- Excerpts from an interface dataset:
- Opening Delimiter -
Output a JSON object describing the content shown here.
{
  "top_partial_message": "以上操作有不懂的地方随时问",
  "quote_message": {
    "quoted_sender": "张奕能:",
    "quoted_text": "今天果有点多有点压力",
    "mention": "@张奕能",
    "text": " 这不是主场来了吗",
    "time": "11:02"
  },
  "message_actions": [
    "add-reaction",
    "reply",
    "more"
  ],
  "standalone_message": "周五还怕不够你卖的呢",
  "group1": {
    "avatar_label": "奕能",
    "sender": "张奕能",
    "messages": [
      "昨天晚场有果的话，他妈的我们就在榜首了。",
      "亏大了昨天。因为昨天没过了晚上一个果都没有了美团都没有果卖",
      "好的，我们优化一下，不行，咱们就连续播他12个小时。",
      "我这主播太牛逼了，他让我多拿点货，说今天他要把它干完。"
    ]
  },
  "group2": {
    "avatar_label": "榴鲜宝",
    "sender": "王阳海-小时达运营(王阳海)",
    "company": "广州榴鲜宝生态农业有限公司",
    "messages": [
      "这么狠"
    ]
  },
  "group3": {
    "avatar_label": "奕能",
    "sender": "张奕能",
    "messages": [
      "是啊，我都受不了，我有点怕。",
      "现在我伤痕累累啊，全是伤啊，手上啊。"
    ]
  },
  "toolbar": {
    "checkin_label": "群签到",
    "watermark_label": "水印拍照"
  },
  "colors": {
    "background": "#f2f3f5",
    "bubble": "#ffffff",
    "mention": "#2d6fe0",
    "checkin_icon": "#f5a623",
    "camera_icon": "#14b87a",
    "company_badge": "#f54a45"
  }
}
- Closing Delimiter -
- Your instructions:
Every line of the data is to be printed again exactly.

- Answer to this exercise:
Output a JSON object describing the content shown here.
{
  "top_partial_message": "以上操作有不懂的地方随时问",
  "quote_message": {
    "quoted_sender": "张奕能:",
    "quoted_text": "今天果有点多有点压力",
    "mention": "@张奕能",
    "text": " 这不是主场来了吗",
    "time": "11:02"
  },
  "message_actions": [
    "add-reaction",
    "reply",
    "more"
  ],
  "standalone_message": "周五还怕不够你卖的呢",
  "group1": {
    "avatar_label": "奕能",
    "sender": "张奕能",
    "messages": [
      "昨天晚场有果的话，他妈的我们就在榜首了。",
      "亏大了昨天。因为昨天没过了晚上一个果都没有了美团都没有果卖",
      "好的，我们优化一下，不行，咱们就连续播他12个小时。",
      "我这主播太牛逼了，他让我多拿点货，说今天他要把它干完。"
    ]
  },
  "group2": {
    "avatar_label": "榴鲜宝",
    "sender": "王阳海-小时达运营(王阳海)",
    "company": "广州榴鲜宝生态农业有限公司",
    "messages": [
      "这么狠"
    ]
  },
  "group3": {
    "avatar_label": "奕能",
    "sender": "张奕能",
    "messages": [
      "是啊，我都受不了，我有点怕。",
      "现在我伤痕累累啊，全是伤啊，手上啊。"
    ]
  },
  "toolbar": {
    "checkin_label": "群签到",
    "watermark_label": "水印拍照"
  },
  "colors": {
    "background": "#f2f3f5",
    "bubble": "#ffffff",
    "mention": "#2d6fe0",
    "checkin_icon": "#f5a623",
    "camera_icon": "#14b87a",
    "company_badge": "#f54a45"
  }
}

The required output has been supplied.